June 04, 2009 (LBO) – Sri Lankan shares dived on Thursday after courts reversed the privatization of an insurer controlled by a listed firm, saying it was illegal, while the rupee held steady against the greenback. The spot dollar was trading at 114.90/95 levels in late afternoon trade, dealers said.
Distilleries Company of Sri Lanka shares headed south during late afternoon trade as the Supreme Court started reading out a judgment on a 2003 sale of a Sri Lanka Insurance Corporation to the Distilleries group.
The Colombo All Share Price Index closed down 2.02 percent (44.13 points) to end at 2,139.34 while the Milanka index of liquid stocks dived 3.55 percent (87.73 points) to close at 2,384.59 according to provisional stock exchange data.
Turnover was 581.1 million rupees. Brokers said retail activity was high.
Distilleries fell 17.25 rupees (18.35 percent) to close at 75.50 rupees.
Court ordered the government to repay 6.0 billion rupees originally paid by the private firm to gain control of SLIC.
Court said Milford, a special purpose company incorporated by the Distilleries group to purchase SLIC, could keep the profits earned during the time they ran the insurer.

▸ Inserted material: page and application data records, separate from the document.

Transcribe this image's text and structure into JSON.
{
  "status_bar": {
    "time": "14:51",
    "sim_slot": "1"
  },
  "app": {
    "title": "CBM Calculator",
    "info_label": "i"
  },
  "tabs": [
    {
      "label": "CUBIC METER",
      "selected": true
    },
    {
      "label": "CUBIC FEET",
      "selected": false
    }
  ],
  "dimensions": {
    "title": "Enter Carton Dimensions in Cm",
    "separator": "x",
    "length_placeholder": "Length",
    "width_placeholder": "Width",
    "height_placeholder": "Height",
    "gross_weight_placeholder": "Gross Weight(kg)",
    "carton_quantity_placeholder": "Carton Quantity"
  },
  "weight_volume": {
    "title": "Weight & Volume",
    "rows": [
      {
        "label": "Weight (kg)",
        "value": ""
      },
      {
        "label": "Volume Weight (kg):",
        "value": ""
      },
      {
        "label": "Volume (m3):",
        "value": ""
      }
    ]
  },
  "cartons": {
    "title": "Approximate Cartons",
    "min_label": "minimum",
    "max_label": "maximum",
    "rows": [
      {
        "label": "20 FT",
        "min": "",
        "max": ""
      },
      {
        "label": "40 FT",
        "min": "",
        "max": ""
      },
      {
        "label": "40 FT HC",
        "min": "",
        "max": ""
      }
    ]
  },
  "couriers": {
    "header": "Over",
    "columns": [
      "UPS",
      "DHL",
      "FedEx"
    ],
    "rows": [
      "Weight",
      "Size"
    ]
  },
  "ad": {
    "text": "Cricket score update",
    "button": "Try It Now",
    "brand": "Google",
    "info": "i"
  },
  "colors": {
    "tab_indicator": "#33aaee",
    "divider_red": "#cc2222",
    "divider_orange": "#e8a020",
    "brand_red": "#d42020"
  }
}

SLIC was sold in 2003 in what court said was in incomplete transaction to listed Distilleries, which itself was a former state owned company.
Distilleries is a unit of business tycoon Harry Jayawardena’s Stassens group, which also has large holdings of Hatton National Bank, DFCC Bank, Commercial Bank and Aitken Spence Holdings.
Following the ruling, investors would be worried about other privatizations done in the past, brokers said.
The verdict had a negative impact on market sentiment, leading to some panic selling by retailers” said Thakshila Hulangamuwa of Asha Phillip Securities.
“Distilleries shares are heavily weighted on the index, so the impact on the index would be greater if prices go down further.
HNB lost rupees to close at 106.00, while DFCC lost 3.00 rupees to close at 114.00. Diversified Atken Spnce lost 1.00 rupees to close at 475.25 on thin volumes traded.
Sri Lankaâ€™s largest private bank, Commercial Bank of Ceylon lost 3.25 rupees to close at 120.00, while National Development Bank lost 1.75 rupees to close at 115.25.
Conglomerate John Keells holdings which has business interest in transport, property development, finance and food processings, lost 1.50 rupees to close at 109.50.
Index heavy Dialog Telekom, a subsidiary of Telekom Malaysia lost 25 cents to close at 5.25 on large volumes traded.